The game is quick to play, it took me just over an hour to finish both parts. Despite the short length, the game manages to pack a full and complete, and admittedly tragic story into the game. The game play mechanics are quick and easy to pick up. It does have one minor bug where the music level keeps resetting itself to max, but otherwise it played fluidly and I didn’t notice any issues with the text. If you don’t mind mild horror aspects, it certainly is worth giving it a play through, particularly when it’s free.
Another short game I played through this week is Traum. Like PRICE, it is a free to play indie game, though with more horror elements (more blood, jump scares, etc). It’s also a point-and-click adventure style with you moving a character around in various locations and interacting with things, but with multiple settings and a bigger world. The official description is:
You’re Mike, a common man who had it all planned out. A loving wife, a house and a steady income. The American dream.
Now stuck with a dull office job and a terrible boss, family was all he got. Tensions from work were carried over to home and while not everything was full of champagne and rose petals, dreams and plans were still intact. Until that one fateful day.
Can even the best of plans be shattered by unexpected news?
The game opens with Mike waking up late at his desk one night, having fallen asleep while trying to finish a report. His nap was interrupted by his coworker who encourages him to go home. When Mike leaves the office, however, he gets hit by a car. When he wakes up in the hospital, nothing is as it seems anymore, and this psychological thriller is off and running. Mike has one goal: to get home and see his wife. As he winds his way through the messed up world he finds himself in, we learn of their past courtship, marriage, happiness, and how it all came tumbling down.

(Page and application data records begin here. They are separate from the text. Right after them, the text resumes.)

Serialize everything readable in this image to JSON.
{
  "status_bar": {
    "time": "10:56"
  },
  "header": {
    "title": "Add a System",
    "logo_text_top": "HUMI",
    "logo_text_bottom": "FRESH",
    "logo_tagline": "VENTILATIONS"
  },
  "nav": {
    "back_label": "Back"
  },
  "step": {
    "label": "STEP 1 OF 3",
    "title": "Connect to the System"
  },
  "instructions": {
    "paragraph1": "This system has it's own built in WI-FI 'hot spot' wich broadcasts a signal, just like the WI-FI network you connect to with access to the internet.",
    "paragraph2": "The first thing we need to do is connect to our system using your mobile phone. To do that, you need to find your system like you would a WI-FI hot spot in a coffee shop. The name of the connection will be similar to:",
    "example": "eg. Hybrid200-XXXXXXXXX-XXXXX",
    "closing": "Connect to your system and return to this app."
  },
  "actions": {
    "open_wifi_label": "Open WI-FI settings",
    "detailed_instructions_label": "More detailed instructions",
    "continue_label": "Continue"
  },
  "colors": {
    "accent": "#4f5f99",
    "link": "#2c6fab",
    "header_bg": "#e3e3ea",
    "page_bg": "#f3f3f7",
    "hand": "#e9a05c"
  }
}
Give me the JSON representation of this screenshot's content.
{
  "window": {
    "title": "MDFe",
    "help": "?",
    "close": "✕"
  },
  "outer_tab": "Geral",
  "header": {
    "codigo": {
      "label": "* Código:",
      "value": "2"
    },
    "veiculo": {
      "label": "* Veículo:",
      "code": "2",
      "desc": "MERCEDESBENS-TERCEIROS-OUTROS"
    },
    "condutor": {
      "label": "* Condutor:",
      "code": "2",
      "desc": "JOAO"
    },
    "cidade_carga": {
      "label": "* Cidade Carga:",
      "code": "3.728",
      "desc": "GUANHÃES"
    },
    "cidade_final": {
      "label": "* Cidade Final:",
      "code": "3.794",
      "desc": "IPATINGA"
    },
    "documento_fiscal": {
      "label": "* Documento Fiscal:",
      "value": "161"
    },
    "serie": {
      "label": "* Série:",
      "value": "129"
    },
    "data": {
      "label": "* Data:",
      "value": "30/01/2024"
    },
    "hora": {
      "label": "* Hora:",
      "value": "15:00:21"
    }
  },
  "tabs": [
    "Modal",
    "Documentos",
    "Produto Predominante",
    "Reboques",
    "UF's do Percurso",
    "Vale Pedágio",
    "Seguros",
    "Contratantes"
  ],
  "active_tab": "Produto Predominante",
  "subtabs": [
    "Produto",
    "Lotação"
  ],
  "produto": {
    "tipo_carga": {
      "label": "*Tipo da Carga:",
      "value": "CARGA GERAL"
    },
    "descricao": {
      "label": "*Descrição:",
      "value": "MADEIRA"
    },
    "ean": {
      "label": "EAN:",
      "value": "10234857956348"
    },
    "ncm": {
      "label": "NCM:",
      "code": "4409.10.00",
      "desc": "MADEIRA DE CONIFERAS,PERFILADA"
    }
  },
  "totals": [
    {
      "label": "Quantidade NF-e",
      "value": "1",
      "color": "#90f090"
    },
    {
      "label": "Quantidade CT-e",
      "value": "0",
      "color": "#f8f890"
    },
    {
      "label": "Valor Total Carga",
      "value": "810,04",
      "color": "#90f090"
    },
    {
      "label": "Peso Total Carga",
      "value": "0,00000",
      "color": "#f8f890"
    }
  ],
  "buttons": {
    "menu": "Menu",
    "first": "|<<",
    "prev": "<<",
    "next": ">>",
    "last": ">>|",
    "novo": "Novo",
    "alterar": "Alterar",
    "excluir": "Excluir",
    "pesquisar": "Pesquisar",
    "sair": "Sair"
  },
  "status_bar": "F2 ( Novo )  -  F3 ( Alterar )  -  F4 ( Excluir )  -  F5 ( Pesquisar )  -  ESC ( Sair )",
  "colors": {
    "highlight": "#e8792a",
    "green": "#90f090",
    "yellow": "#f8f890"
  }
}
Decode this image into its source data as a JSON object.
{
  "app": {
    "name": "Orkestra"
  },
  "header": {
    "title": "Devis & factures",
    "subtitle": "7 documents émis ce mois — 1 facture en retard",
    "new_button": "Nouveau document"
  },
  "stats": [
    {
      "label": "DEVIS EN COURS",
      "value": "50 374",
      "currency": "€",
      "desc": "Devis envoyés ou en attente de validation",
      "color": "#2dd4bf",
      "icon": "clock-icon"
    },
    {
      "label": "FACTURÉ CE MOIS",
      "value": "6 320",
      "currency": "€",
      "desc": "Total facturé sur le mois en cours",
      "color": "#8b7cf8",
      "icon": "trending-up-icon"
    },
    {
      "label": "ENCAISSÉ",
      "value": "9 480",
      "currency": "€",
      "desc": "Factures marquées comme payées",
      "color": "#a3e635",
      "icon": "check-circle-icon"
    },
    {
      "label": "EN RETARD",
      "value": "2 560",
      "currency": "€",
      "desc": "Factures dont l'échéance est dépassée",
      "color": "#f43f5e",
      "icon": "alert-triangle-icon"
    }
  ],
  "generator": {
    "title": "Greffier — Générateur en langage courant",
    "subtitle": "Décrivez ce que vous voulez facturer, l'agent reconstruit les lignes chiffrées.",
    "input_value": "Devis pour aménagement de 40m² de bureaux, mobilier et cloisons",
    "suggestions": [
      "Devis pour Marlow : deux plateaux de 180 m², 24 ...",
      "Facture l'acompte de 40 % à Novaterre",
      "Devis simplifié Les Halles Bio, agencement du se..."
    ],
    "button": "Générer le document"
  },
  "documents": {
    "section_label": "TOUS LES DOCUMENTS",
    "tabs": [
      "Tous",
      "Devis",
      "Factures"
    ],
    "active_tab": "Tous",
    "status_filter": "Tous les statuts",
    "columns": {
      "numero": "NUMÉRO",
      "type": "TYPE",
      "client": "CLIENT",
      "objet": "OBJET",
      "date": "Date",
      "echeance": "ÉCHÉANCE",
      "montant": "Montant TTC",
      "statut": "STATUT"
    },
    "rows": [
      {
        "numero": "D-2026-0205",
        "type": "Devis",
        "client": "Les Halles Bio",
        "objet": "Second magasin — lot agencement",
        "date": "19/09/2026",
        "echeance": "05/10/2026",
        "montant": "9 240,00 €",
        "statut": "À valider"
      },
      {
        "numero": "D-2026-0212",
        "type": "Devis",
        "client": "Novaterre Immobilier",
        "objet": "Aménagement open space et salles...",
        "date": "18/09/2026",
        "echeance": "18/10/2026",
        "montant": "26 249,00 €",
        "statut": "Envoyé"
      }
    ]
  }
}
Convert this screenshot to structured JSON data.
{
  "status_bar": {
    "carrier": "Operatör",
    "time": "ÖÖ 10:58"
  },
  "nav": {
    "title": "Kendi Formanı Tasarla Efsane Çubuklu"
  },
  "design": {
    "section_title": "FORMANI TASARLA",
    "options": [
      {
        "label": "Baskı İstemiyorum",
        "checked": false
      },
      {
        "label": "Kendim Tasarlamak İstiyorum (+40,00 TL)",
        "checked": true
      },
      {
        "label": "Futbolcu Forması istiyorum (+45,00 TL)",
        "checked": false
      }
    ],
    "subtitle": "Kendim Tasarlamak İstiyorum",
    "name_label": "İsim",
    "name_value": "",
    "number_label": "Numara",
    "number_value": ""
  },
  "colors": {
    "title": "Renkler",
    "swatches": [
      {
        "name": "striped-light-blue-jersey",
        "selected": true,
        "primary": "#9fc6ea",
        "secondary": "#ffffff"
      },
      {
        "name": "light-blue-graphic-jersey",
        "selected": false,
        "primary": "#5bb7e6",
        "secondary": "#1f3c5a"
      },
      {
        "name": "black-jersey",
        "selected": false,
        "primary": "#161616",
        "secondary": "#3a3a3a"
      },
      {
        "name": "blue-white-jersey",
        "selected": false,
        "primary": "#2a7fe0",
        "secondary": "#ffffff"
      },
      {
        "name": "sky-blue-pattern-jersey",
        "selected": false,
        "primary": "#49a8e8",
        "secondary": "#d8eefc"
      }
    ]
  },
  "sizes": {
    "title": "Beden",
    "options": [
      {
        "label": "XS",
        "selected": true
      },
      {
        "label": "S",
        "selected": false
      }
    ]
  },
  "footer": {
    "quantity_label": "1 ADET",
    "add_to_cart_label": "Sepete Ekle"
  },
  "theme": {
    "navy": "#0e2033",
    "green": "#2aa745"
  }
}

Traum has a mix of game play elements, including interacting with items, mild puzzles, and chasing after/running from other characters. Thematically and in the presentation of the protagonist, it reminded me very much of Serena, another free indie psychological horror game, but the game play itself is quite different. In both cases, though, the game takes the protagonist from relatable and almost pitiable to someone who find increasingly unlikable and almost deserving of the horrors being inflicted upon him.
Overall, I enjoyed playing Traum. Clocking in at just over an hour and a half, it’s easy to enjoy in one sitting. The horror elements are not over the top, so despite the recommendation to play with the lights off, it likely won’t really scare much. My only real disappointment with the game is despite having the appearance of branching storylines through key choices you can make in the game, the choices don’t seem to affect very much and the ending will always be the same. It would be one thing if the ending were satisfying, but it really isn’t. There is a significant lack of justice or redemption in it all that left me wanting a fuller ending. Still, for a free game, it is thought-provoking and entertaining enough that I would recommend it.